In cases where a client is not eligible for diversion or wants to contest the charge, one or more of the following defenses may be raised:
- The meth was planted by someone who doesn't like you.
- Someone else left the meth was left in your house or car and you did not know about it.
- You knew there was something left by a friend in your house or car, but you didn't know it was a controlled substance.
- The witness claiming the meth is yours is an unreliable witness.
- People near you were in possession of methamphetamine but you were not entitled to use or control it.
- The crystal or substance found was not meth (or any other controlled substance).
- The meth in your possession was not a usable amount.
In addition to these defenses, if the police in any way abused their power or obtained evidence illegally, then we will file a motion to suppress the evidence, and if applicable, a motion to dismiss -- among other motions that are relevant and beneficial to your case. Without the evidence, the State of California has no case against you. And with the right attorney, a charge of meth possession can be fought successfully.
Contact an Aggressive & Skilled L.A. County Drug Crimes Attorney

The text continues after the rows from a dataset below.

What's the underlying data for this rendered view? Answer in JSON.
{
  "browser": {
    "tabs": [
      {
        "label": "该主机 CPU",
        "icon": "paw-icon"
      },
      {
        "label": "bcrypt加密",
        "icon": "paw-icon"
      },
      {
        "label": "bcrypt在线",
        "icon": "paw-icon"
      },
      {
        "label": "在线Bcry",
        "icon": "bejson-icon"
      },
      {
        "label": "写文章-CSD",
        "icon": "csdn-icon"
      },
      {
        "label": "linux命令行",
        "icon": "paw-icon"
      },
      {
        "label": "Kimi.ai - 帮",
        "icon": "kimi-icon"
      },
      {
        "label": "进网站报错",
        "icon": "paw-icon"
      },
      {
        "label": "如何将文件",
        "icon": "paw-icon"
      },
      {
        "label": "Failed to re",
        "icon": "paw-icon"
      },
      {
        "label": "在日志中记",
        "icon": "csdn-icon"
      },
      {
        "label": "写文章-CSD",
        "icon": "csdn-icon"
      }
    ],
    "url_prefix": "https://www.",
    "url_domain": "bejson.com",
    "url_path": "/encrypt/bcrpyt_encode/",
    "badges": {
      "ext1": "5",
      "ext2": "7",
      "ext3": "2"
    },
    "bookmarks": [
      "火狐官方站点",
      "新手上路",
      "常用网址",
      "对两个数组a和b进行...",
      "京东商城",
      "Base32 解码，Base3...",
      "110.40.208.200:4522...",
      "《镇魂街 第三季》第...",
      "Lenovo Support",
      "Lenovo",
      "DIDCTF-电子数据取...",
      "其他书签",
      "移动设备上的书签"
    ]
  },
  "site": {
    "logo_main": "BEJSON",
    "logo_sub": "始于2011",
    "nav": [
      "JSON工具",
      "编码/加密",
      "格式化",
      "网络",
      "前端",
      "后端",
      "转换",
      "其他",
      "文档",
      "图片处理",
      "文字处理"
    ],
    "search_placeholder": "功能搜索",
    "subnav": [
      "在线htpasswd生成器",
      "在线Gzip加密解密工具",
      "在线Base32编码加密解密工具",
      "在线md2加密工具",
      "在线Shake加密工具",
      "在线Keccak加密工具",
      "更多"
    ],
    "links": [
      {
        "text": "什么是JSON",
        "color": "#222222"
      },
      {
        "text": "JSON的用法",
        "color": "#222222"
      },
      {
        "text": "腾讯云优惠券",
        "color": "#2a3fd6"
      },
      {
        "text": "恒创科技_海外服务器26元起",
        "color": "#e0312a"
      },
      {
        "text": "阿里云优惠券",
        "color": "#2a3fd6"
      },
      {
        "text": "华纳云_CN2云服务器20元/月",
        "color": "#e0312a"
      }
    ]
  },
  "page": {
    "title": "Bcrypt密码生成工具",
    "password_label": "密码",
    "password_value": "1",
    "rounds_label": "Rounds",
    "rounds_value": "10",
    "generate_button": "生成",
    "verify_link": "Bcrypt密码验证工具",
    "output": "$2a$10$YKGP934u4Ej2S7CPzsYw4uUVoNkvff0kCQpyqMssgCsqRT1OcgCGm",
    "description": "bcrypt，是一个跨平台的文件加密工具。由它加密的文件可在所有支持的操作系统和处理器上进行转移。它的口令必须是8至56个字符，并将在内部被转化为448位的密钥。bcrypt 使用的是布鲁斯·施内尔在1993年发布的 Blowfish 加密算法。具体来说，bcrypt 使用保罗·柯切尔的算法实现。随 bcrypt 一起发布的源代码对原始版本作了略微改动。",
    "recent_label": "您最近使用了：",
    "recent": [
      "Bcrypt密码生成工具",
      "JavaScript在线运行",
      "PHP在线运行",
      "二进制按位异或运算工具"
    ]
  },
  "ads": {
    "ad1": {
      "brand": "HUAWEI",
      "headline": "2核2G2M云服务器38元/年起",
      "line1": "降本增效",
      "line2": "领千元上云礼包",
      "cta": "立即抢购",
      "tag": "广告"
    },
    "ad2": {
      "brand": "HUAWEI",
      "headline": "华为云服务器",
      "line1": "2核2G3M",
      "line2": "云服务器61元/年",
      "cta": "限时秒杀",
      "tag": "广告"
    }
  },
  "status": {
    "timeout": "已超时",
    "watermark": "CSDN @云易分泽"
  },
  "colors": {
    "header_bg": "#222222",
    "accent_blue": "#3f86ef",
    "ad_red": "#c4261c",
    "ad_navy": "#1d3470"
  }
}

If you have been charged with simple possession of meth in Los Angeles or anywhere throughout L.A. County, it is important to hire the right lawyer immediately. Oftentimes this charge is in conjunction with related charges, like possession of meth for sale, possession of paraphernalia, DUI drugs, and drug possession for sale. Contact William S. Kroger Attorney at Law today either online or at 323-655-5700.